  1. In the bowl of a stand mixer fitted with the dough hook, mix together 3 cups of the whole wheat flour, yeast, and gluten. Add the warm water and mix well. Cover the bowl and let the mixture rest for 10-12 minutes.
  2. Add the lemon juice, oil, honey, and salt. Mix on low speed.
  3. With the mixer running on low speed, continue adding flour 1/2 cup at a time until the dough pulls away from the sides of the bowl (don’t over-flour! A little stickiness is ok as long as the dough forms a ball and doesn’t leave a lot of residue on your fingers).
  4. Let the mixer knead the dough for 5-6 minutes until the dough is soft and smooth.
  5. Turn the dough onto a lightly greased counter and divide in eights. (I found each loaf to be 159 g.) Shape each half into a taut loaf and place in a lightly greased mini-loaf pan (8 loaves per pan.)
  6. Cover the loaf pan and let the loaves rise until they are 1-2 inches above the edge of the loaf pan.
  7. Preheat the oven to 350 degrees F. Make sure an oven rack is in the middle/center position. Bake the loaves for 28-32 minutes until golden and baked through (an instant-read thermometer should register 180-190 degrees in the center of the loaf).
  8. Turn the bread onto a wire rack. Brush the tops with butter, if desired. Let cool completely.

NOTES
Letting the Dough Rise: this bread recipe does not require the dough to rise before being shaped into loaves and letting the loaves rise in the bread pans. However, if you find your bread is a little dense after baking and cooling, letting the dough rise after kneading may help with that, as well as making sure the dough isn’t over floured.

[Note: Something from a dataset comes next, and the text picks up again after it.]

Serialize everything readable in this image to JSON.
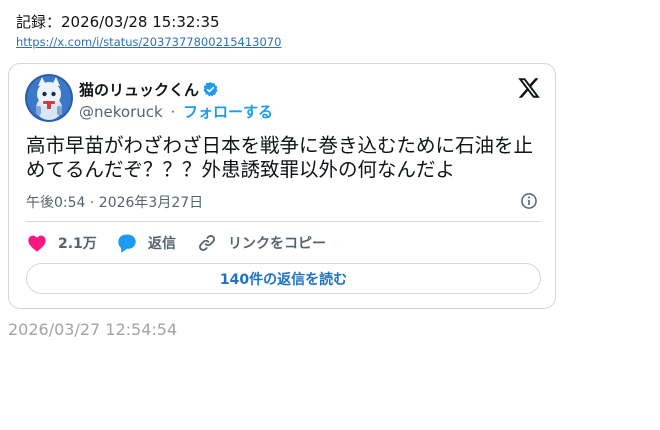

Vital Wheat Gluten: is often found in the baking aisle at the grocery store (near the flour). Many brands of vital wheat gluten have Vitamin C added; those are ok to use in this recipe. I buy mine at KAF.

RASPBERRY/PLUM JAM

INGREDIENTS
• 1 lb raspberries (454 grams)
• 3 lbs plums , sliced and pits removed (leave skins on) (1360 grams) (picked from our tree)
• 5 cups granulated sugar (1000 grams)
• ½ cup bottled lemon juice (120 ml)
• Zest of 1 orange (picked from neighbors tree)

METHOD

  1. Combine the raspberries, sliced plums, sugar, lemon juice, and orange zest in a large heavy-bottomed pot. Place over medium high heat and stir frequently as the sugar dissolves and the fruit begins to release its juices.
  2. Continue to cook, stirring frequently as the jam simmers and thickens. Skim any foam off of the surface with a spoon.
  3. While the jam is simmering, remove plum skins with a spider strainer. Clean the strainer often to reduce the amount of jam removed.
  4. Place a plate in the freezer and when the jam thickens wipe a little on the plate and return to the freezer for 2 minutes. Repeat until the jam stops running and has the consistency you want. Mine heated to 220 deg F.
  5. Once the jam is reduced and thickened, remove from heat and ladle jam into sterilized jars. Top with a lid and screw on with a ring. This recipe made 7 half pints.
  6. Process jars in a water bath for 10 minutes (15 minutes for 5,000+ ft elevation). Remove from water bath and let cool. Check that lids have sealed by pressing down into the center of each one. It should not move.
  7. Store jam in a cool dry place like a pantry and consume within 1 year.